Then I graduated and started my first real job. I was still taking Ritalin, however, at this point I was starting to notice some side effects. It made me impatient, a little grumpy, and I had a hard time sleeping. Working with my doctor (I cannot stress that enough – anytime you mess with medication have an M.D. involved), we dialed back my dosage, and eventually went off of it entirely. I still have small symptoms of A.D.D. but I’ve learned to control most of them via behavioral methods. Getting a good night’s sleep and keeping even blood sugar levels seem to be most helpful to me. Using those methods, I went on to get my Master’s Degree, completely Ritalin-free. And most of the people I interact on a daily basis with have no idea I have A.D.D.
The Gift Part

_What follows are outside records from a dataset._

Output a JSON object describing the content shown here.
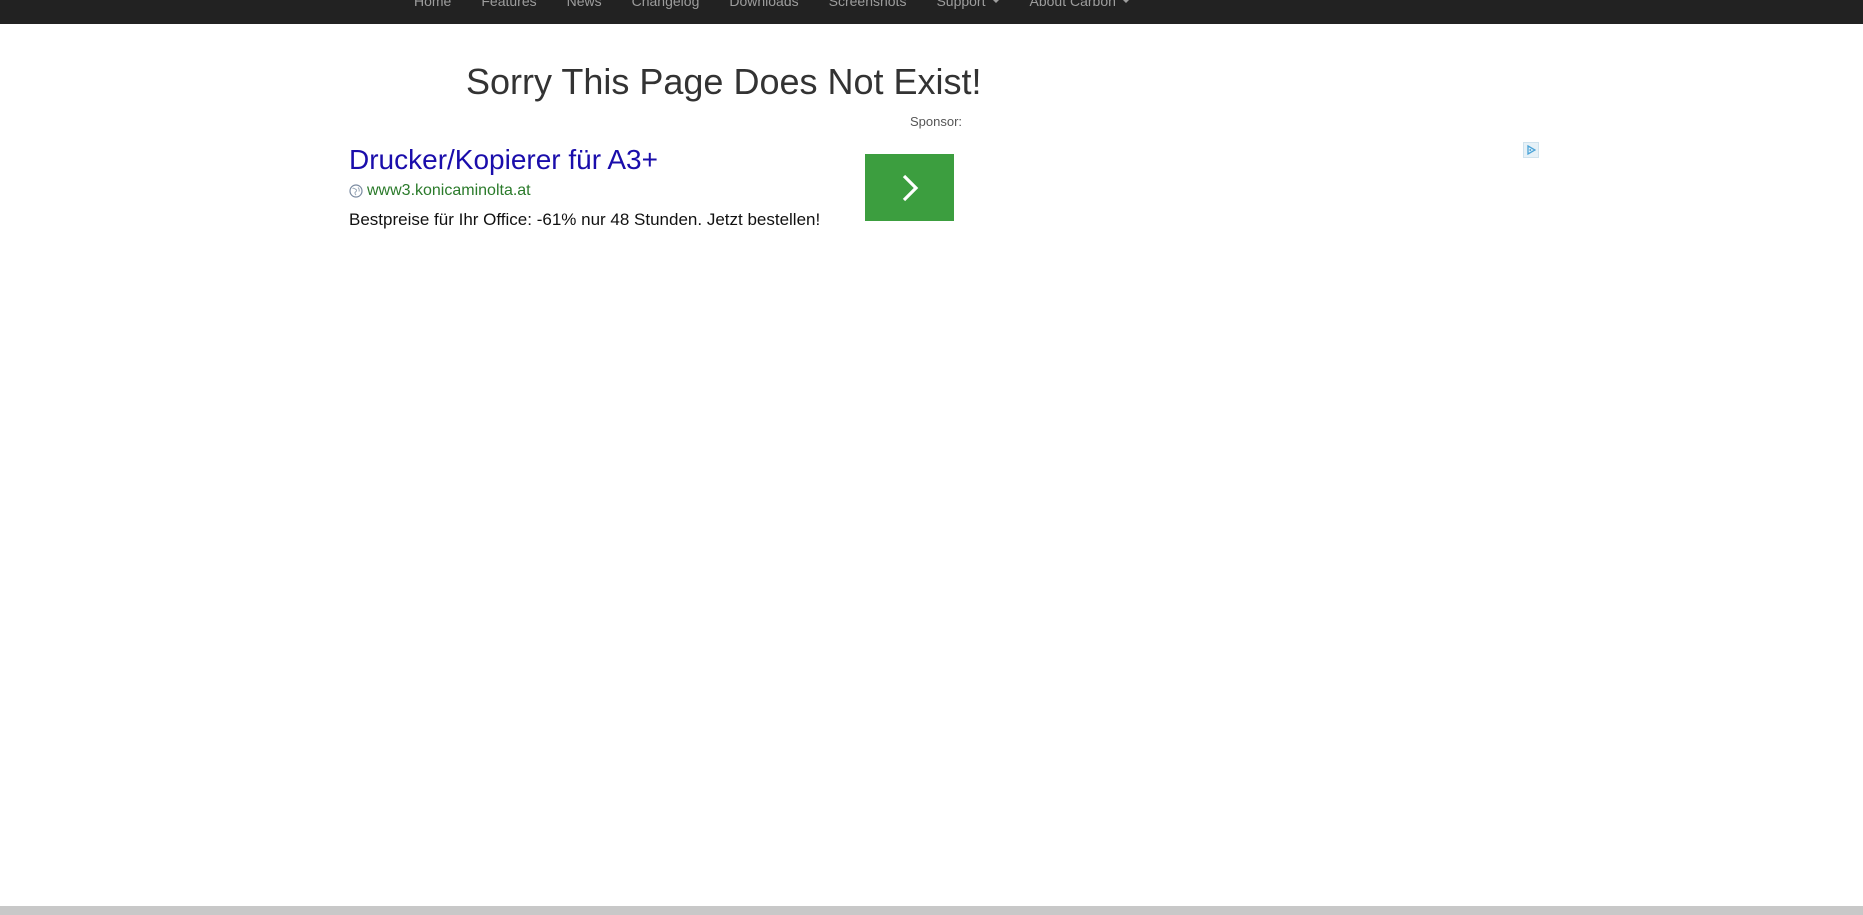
{
  "nav": {
    "items": [
      {
        "label": "Home",
        "dropdown": false
      },
      {
        "label": "Features",
        "dropdown": false
      },
      {
        "label": "News",
        "dropdown": false
      },
      {
        "label": "Changelog",
        "dropdown": false
      },
      {
        "label": "Downloads",
        "dropdown": false
      },
      {
        "label": "Screenshots",
        "dropdown": false
      },
      {
        "label": "Support",
        "dropdown": true
      },
      {
        "label": "About Carbon",
        "dropdown": true
      }
    ]
  },
  "main": {
    "headline": "Sorry This Page Does Not Exist!"
  },
  "sponsor": {
    "label": "Sponsor:"
  },
  "ad": {
    "title": "Drucker/Kopierer für A3+",
    "url": "www3.konicaminolta.at",
    "description": "Bestpreise für Ihr Office: -61% nur 48 Stunden. Jetzt bestellen!",
    "icons": {
      "url_icon": "globe-icon",
      "arrow": "chevron-right-icon",
      "adchoices": "adchoices-icon"
    }
  },
  "colors": {
    "nav_background": "#222222",
    "nav_text": "#9d9d9d",
    "ad_title": "#1a0dab",
    "ad_url": "#2a7a2a",
    "ad_button": "#3c9e3f",
    "footer": "#c8c8c8"
  }
}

One question the psychologist asked me has always stuck with me. He asked, “Are you ever angry about everything you been through – that your A.D.D. wasn’t found and treated earlier?” It’s a question I’ve thought about through the years. If I could rewind my life, would I put myself on Ritalin when I was younger?
Maybe… once I started high school, but not before that. You see, I believe that a large part of who I am, and the beautiful things about my personality (creativity, enthusiastic nature, and abilities to quickly improvise, problem solve, and multitask) come from my A.D.D. I feel that if I had started taking Ritalin any earlier, that those portions of my personality might have been stifled. Honestly, I think it’s different for every person. I know in the great A.D.D. debate of medication vs. behavioral therapy, that answer doesn’t really help. Some might need medication for their whole lives. Some might be okay with just behavioral therapies. It’s important to work with your doctor and your family to determine what the best course is.

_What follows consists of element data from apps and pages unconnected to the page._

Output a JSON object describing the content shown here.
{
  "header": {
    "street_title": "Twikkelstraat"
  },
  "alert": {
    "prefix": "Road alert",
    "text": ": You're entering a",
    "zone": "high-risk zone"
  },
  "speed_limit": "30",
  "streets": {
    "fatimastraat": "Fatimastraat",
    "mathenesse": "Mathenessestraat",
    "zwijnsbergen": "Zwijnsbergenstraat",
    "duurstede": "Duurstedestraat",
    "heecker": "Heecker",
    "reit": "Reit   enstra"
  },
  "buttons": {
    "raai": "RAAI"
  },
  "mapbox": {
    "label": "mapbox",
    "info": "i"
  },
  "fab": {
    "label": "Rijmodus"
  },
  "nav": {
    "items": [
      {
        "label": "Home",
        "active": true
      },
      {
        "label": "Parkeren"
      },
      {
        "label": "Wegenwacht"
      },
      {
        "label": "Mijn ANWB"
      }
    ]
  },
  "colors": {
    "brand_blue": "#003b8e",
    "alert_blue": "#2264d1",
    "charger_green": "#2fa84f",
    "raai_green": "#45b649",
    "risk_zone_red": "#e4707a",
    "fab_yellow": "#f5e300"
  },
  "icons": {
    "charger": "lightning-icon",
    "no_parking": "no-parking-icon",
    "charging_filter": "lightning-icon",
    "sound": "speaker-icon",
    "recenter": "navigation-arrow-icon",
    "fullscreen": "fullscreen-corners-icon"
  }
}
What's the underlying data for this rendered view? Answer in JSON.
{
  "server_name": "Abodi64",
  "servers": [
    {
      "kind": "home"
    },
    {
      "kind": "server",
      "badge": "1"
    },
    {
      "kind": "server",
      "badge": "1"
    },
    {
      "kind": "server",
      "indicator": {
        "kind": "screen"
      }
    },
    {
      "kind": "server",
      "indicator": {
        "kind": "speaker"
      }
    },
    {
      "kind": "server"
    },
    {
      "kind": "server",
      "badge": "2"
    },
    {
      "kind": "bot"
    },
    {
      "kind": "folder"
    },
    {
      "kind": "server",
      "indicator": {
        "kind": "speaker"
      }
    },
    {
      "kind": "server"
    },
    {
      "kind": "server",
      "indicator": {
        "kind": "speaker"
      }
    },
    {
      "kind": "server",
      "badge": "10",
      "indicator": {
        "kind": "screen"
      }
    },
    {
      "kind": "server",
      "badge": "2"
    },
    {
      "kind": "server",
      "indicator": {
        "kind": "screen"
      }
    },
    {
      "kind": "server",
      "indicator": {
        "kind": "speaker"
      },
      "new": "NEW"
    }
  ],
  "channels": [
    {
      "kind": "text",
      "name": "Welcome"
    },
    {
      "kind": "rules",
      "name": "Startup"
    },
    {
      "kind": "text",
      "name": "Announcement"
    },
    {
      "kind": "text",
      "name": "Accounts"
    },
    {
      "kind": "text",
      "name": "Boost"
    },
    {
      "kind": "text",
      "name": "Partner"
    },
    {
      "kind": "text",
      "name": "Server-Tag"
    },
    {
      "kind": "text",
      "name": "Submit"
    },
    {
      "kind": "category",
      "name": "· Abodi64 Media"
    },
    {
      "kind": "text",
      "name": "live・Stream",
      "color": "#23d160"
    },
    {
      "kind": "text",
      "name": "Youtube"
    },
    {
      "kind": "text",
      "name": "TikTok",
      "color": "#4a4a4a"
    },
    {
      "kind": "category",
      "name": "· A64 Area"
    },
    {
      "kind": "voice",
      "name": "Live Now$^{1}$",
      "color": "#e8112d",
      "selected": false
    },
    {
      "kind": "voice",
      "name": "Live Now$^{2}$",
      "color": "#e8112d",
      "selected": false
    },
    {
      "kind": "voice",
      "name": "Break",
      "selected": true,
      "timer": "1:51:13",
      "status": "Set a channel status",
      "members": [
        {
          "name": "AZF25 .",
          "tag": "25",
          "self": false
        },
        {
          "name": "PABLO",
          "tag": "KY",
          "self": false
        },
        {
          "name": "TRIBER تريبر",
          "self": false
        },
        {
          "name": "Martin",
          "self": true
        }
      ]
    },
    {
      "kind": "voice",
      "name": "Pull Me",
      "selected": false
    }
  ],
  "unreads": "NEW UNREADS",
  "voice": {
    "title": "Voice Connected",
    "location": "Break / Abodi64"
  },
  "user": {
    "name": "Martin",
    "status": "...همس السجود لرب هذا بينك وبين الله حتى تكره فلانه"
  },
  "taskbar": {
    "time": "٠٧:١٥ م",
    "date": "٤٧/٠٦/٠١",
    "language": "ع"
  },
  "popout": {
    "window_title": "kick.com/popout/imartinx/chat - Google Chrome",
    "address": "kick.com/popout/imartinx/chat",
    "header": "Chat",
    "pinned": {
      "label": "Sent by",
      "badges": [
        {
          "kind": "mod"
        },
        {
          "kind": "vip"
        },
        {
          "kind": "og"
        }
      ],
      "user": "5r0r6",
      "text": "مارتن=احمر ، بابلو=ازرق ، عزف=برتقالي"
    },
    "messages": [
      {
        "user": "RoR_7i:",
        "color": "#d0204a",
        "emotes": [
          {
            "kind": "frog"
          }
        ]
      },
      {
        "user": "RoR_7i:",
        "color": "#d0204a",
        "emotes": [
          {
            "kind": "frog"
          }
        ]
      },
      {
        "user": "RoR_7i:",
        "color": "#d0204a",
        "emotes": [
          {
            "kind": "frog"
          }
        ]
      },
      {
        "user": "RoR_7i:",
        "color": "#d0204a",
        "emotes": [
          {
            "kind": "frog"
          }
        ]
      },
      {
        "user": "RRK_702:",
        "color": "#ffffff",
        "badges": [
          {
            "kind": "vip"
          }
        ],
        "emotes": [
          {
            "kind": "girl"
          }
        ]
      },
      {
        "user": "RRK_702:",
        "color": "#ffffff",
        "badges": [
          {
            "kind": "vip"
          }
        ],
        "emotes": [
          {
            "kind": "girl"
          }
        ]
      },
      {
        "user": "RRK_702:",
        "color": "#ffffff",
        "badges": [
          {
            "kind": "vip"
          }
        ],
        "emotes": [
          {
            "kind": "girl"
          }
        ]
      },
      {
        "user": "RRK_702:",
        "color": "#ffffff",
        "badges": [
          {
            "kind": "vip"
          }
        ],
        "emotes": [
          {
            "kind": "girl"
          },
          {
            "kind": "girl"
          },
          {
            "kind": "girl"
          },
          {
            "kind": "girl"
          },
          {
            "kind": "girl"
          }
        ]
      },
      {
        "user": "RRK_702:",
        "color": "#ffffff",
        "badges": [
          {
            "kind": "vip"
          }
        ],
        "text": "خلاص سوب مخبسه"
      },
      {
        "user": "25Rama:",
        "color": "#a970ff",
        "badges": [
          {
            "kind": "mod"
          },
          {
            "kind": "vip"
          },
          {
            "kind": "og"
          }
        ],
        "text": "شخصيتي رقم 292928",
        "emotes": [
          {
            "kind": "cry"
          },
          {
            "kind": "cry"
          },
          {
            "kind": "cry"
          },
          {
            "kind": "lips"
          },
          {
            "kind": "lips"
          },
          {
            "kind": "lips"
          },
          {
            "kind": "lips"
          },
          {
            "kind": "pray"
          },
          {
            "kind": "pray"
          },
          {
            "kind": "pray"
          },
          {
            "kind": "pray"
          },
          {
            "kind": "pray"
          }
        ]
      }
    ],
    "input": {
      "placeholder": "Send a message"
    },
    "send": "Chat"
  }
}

There’s a really great book about A.D.D. called Driven to Distraction: Recognizing and Coping with Attention Deficit Disorder by Edward M. Hallowell M.D. The thing I love about this book is that not only does it give tips about living with A.D.D, but focuses on the positives that can come with this “disorder” – including high energy, intuitiveness, creativity, and enthusiasm.

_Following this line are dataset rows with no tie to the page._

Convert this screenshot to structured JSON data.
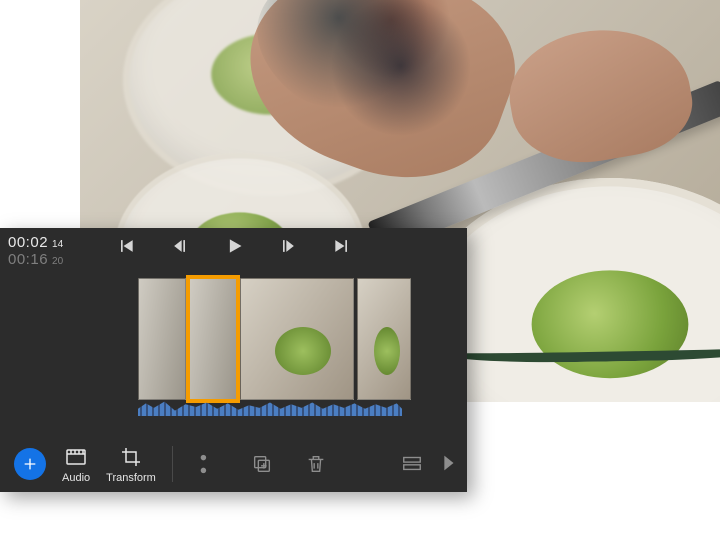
{
  "background_image": {
    "description": "chef-hands-grating-over-bowls"
  },
  "timecode": {
    "current": "00:02",
    "current_frames": "14",
    "total": "00:16",
    "total_frames": "20"
  },
  "transport": {
    "go_start_title": "Go to start",
    "step_back_title": "Step back one frame",
    "play_title": "Play",
    "step_fwd_title": "Step forward one frame",
    "go_end_title": "Go to end"
  },
  "timeline": {
    "clips": [
      {
        "id": "clip1",
        "selected": false
      },
      {
        "id": "clip2",
        "selected": true
      },
      {
        "id": "clip3",
        "selected": false
      },
      {
        "id": "clip4",
        "selected": false
      }
    ]
  },
  "toolbar": {
    "add_title": "Add",
    "audio_label": "Audio",
    "transform_label": "Transform",
    "cut_title": "Cut",
    "duplicate_title": "Duplicate",
    "delete_title": "Delete",
    "insert_gap_title": "Insert gap",
    "more_title": "More"
  }
}
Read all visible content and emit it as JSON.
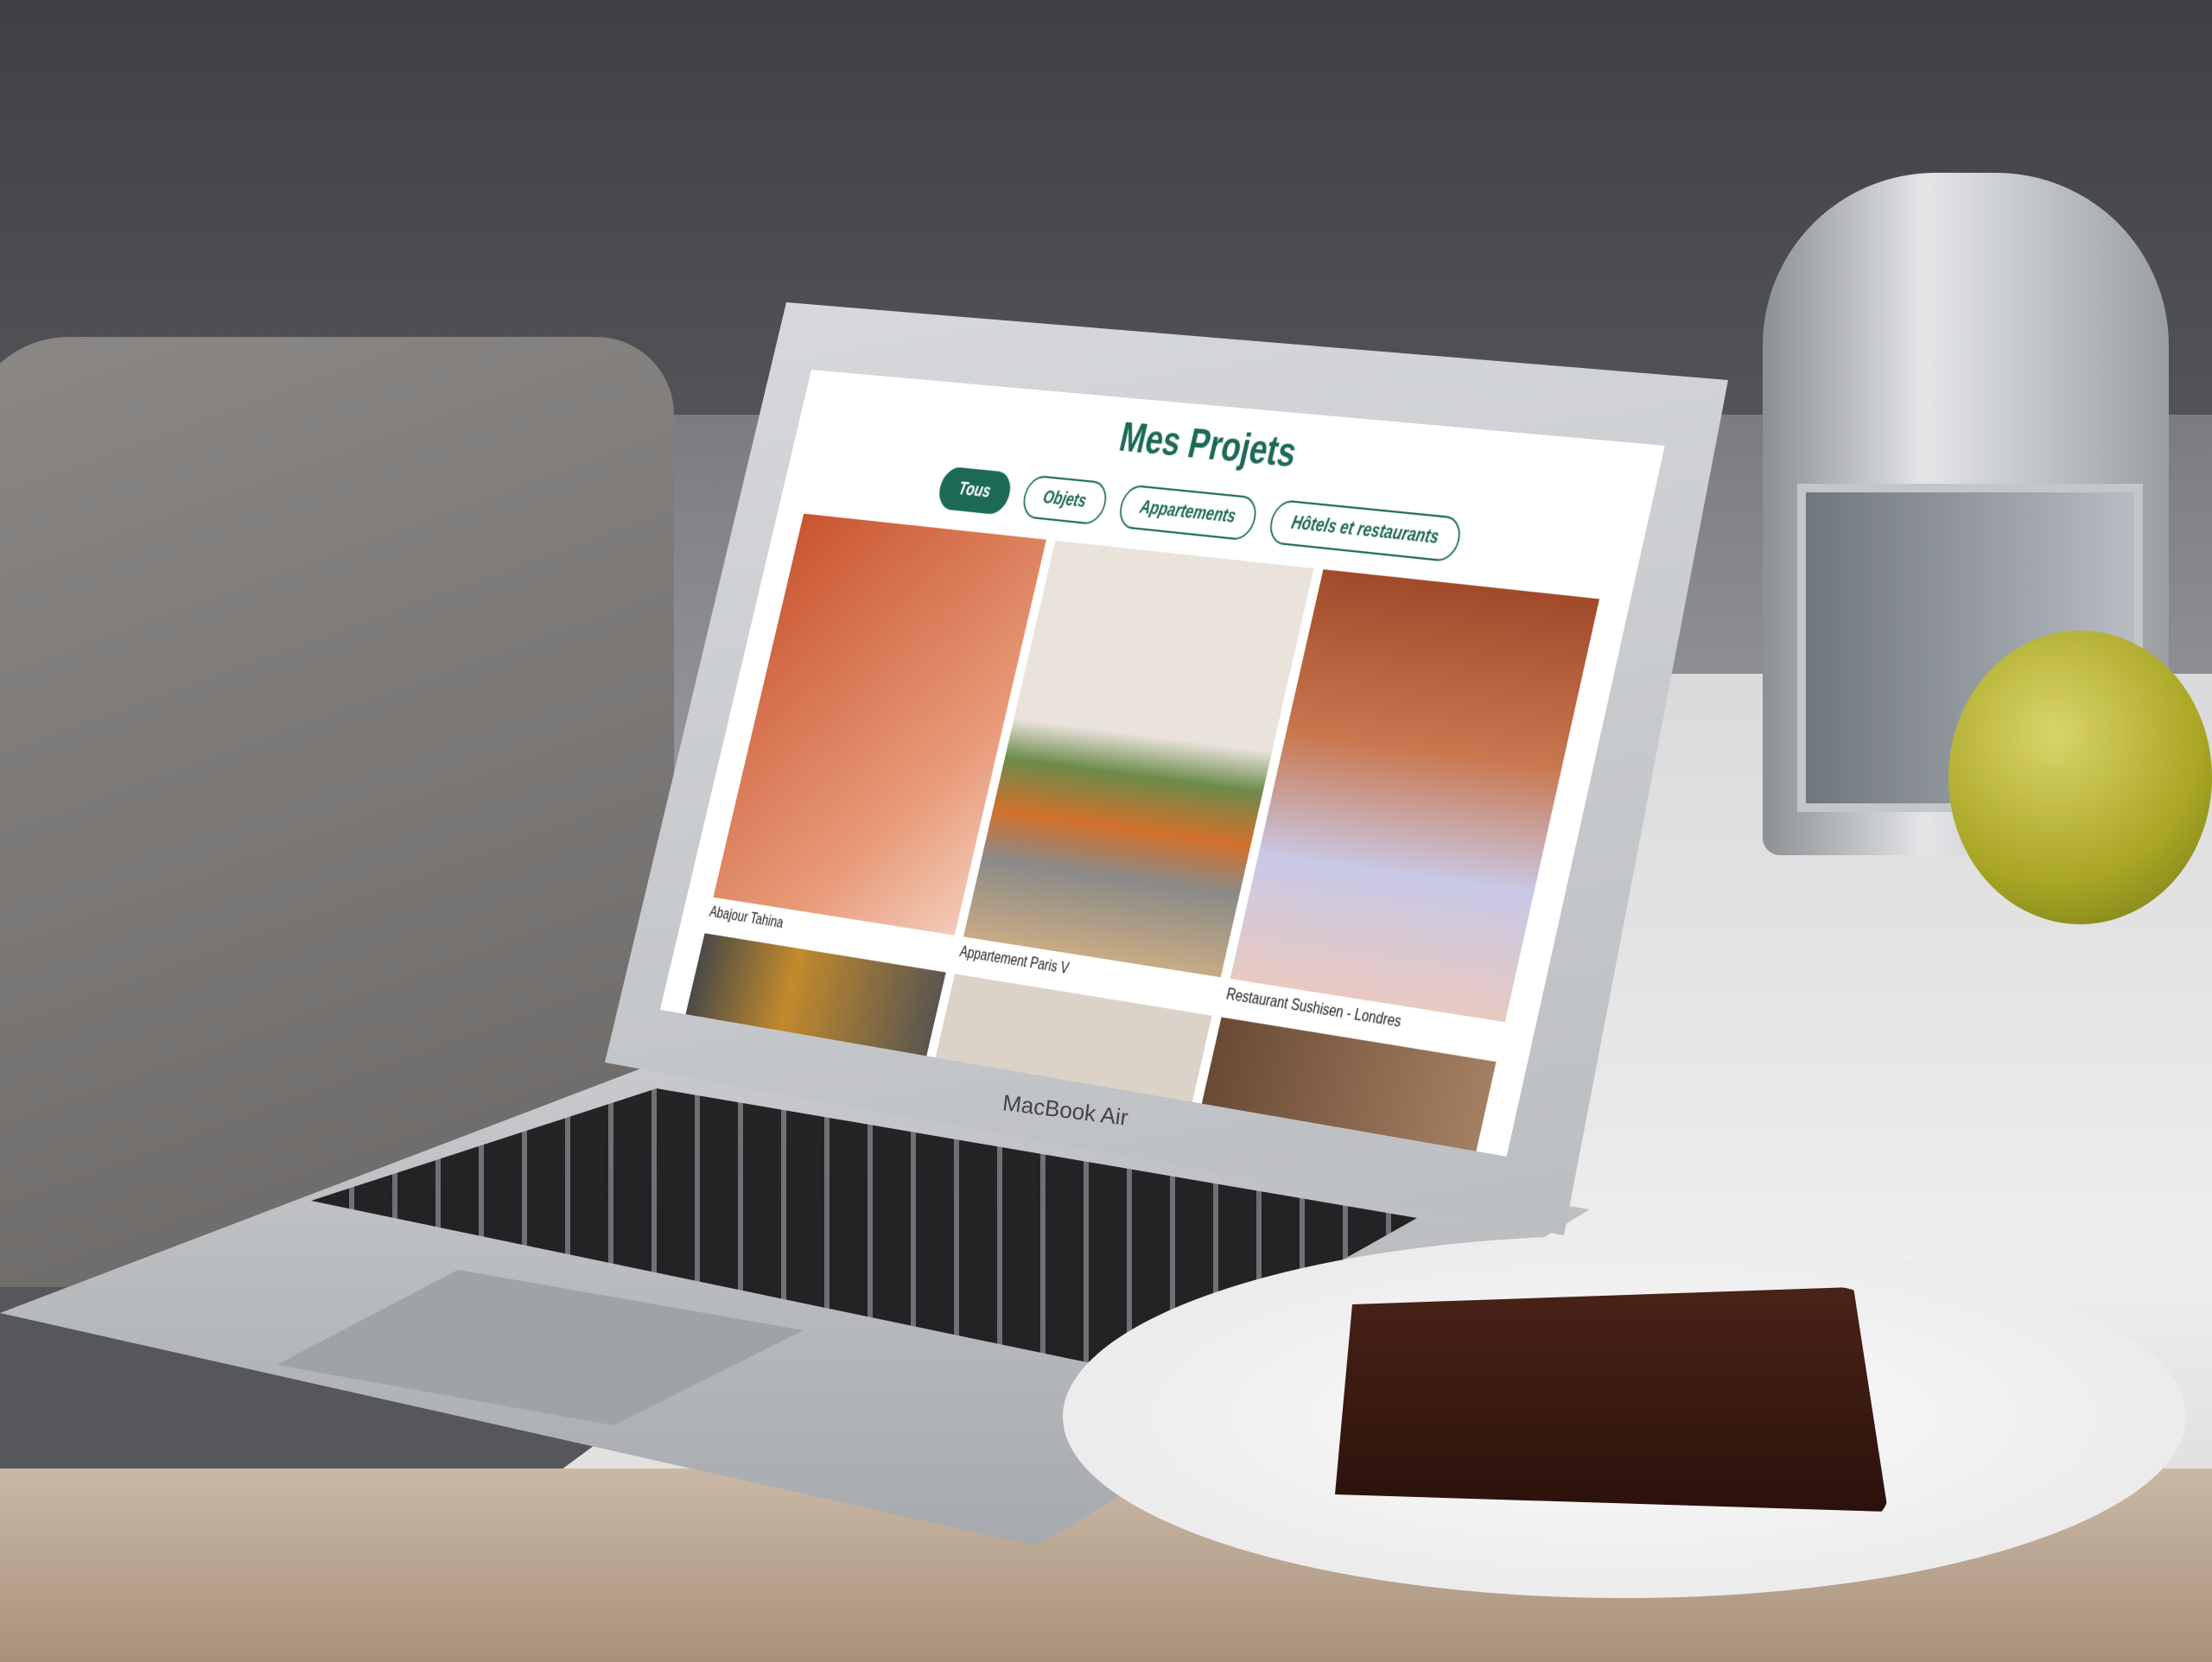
{
  "page": {
    "title": "Mes Projets"
  },
  "filters": [
    {
      "label": "Tous",
      "active": true
    },
    {
      "label": "Objets",
      "active": false
    },
    {
      "label": "Appartements",
      "active": false
    },
    {
      "label": "Hôtels et restaurants",
      "active": false
    }
  ],
  "projects": [
    {
      "caption": "Abajour Tahina"
    },
    {
      "caption": "Appartement Paris V"
    },
    {
      "caption": "Restaurant Sushisen - Londres"
    }
  ],
  "device": {
    "brand": "MacBook Air"
  },
  "colors": {
    "accent": "#1c6a55"
  }
}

No longer did I look at A.D.D. as a disorder. Now I think of it as a gift. I’m in a profession where I can be highly creative, enthusiastic, and constantly intellectually challenged and stimulated. I don’t believe that I would be as good of a Children’s Librarian if I didn’t have A.D.D.
Do I forget stuff sometimes or misplace things? Constantly. Would I be sunk without my Google Calendar reminding me what the schedule was for each day? Yes. Are tiny details my enemy? Oh yeah. And I still have days where I warn coworkers and family members that “the ditz factor is high today so be patient”. However that’s just my life. You have to accept the bad with the good.
And that’s what I told a dear friend one day. She had called me into her office, in tears because one of her child’s teachers had suggested that her child had A.D.D. I had to reassure her that A.D.D. is not like cancer or a terminal illness. If handled correctly, it’s not going to ruin their life. In fact, there will be many good things that will come out of having A.D.D. What this means: she has a highly creative and capable child who has the potential to do great things in the world. The path they take may be the road “less traveled”, and they will have challenges ahead of them. But they will get through it. And in the end, this disorder which is now causing tears will grow into valuable strengths. The world will be a brighter place for that child (and their A.D.D.) existing.
And that’s a true gift.